This is not enough.

If you want a successful business you need to utilize as many methods of lead generation as you can. You need to hire someone to  monitor the success of these lead generation methods, measure their results and tweak your strategies until you find a mix of 7+ minimum methods that work.

Once you have this mix you need to keep on shaking it up and trying other methods as well.

Here is a list of 98 Lead Generation Strategies to try:

  1. Sales letters to decision makers
  2. Classified advertisements
  3. Catalogues in venues
  4. Flyers
  5. Leaflet dispensers at tageted locations
  6. Special reports
  7. Online catalogues
  8. Telemarketing
  9. E-Newsletters
  10. Traditional newsletters
  11. Viral marketing
  12. Ebooks
  13. Magazine and paper inserts
  14. Associates and affiliates
  15. Introducers
  16. My top 100
  17. Family and friends
  18. Joint ventures
  19. Radio ads
  20. TV ads
  21. Position yourself / your company as an expert
  22. Internet adverts (PPC)
  23. Press releases
  24. Yellow pages
  25. Toastmasters
  26. Sponsor an award
  27. Fax marketing
  28. Business cards
  29. Chamber of Commerce
  30. Public relations (PR)
  31. Attend industry seminars
  32. Gather and use testimonials
  33. Offer a free consultation
  34. Offer a free trial
  35. Organise an open day
  36. Promote an industry event
  37. Give endorsements to prominent people
  38. Set up a Squidoo lens
  39. Write articles online
  40. Form alliances with your peer group
  41. Create a give away e.g. calendars, mugs, posters…
  42. Write for the local newspaper
  43. Syndicate a column
  44. Write letters to industry magazines
  45. Conduct industry research
  46. Send articles to clients
  47. Advertise on buses, bill boards, cabs
  48. Speak at the local college
  49. Panel at professional seminars
  50. Write a how-to pamphlet
  51. Offer a finder’s fee
  52. Do pro bono work for charity with industry links
  53. Sign your car
  54. Make up t-shirts
  55. Do a stunt (e.g. Richard Branson)
  56. Cross-promote with other businesses
  57. Enter a contest
  58. Create a contest
  59. Direct mail new clients
  60. Post card promotions
  61. Business cards
  62. Networking offline
  63. Networking online
  64. Trade shows
  65. Referrals
  66. Speeches
  67. Cold calling – foot
  68. BNI
  69. IOD
  70. Trade shows
  71. Franchise shows
  72. Blogging
  73. Social networking sites
  74. Christmas cards
  75. Birthday cards
  76. Thank you cards
  77. Add value notes / paper cuttings
  78. Promotions
  79. Article writing
  80. Online forums
  81. Bill boards
  82. Freebie pens / t-shirts / mugs
  83. Teach a class
  84. Send letters to papers as expert
  85. Local radio interviews
  86. Loss leaders
  87. Free teleclassses
  88. 3-foot rule
  89. Podcasting
  90. Youtube
  91. Ebay
  92. Mini-courses
  93. Two-step paper ad
  94. Rotary
  95. Church
  96. Masons
  97. Golf club
  98. Press release

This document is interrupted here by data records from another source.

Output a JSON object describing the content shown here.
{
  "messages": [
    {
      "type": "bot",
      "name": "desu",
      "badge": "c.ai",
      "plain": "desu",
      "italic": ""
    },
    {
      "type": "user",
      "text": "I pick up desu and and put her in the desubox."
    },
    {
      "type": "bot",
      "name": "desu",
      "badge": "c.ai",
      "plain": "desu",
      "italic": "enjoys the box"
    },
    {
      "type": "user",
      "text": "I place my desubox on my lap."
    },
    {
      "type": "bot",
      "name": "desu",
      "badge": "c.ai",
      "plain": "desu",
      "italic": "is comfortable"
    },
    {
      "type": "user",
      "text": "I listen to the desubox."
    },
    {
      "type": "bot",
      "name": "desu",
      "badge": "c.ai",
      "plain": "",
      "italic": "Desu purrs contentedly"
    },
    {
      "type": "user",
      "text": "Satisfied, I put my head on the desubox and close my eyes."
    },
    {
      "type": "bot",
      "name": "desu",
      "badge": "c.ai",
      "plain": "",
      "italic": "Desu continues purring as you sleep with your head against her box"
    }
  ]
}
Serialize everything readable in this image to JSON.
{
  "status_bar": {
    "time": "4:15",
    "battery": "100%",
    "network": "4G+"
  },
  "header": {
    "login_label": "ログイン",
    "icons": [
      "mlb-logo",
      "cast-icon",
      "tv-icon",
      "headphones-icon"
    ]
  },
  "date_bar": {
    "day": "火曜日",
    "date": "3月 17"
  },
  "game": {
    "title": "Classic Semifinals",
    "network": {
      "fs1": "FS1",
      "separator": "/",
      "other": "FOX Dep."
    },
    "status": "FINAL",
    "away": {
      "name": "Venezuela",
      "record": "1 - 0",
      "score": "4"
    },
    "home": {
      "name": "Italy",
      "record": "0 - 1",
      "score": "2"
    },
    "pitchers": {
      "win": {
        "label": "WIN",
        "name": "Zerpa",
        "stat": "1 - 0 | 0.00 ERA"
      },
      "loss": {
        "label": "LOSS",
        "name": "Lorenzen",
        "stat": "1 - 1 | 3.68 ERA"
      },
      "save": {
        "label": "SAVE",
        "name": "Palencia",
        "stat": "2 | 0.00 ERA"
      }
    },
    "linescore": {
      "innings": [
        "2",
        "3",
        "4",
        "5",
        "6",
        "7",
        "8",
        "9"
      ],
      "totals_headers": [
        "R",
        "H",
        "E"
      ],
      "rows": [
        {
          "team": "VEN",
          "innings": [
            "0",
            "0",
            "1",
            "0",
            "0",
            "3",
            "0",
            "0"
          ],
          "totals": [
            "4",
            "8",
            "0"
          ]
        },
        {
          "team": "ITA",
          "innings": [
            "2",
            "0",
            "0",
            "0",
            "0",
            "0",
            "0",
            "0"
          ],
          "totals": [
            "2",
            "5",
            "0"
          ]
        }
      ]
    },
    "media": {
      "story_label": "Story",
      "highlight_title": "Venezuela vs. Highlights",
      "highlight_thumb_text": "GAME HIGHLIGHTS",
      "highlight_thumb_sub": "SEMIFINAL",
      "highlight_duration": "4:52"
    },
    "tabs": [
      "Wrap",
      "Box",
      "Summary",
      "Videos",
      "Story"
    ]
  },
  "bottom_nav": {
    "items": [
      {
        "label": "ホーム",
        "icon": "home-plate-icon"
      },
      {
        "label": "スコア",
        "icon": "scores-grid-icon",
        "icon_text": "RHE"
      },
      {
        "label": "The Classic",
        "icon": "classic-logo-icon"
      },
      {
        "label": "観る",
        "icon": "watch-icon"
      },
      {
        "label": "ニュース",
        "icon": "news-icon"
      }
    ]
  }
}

*This list was originally posted by Gavin Ingraham. You can go to his blog by clicking here.

A/B Test the list and see which lead generation strategies work for you. The marketing world is always changing, which means this list will only get bigger. If you have a lead generation technique that is not listed above, let me know and we’ll add it to the list.

Happy Hunting!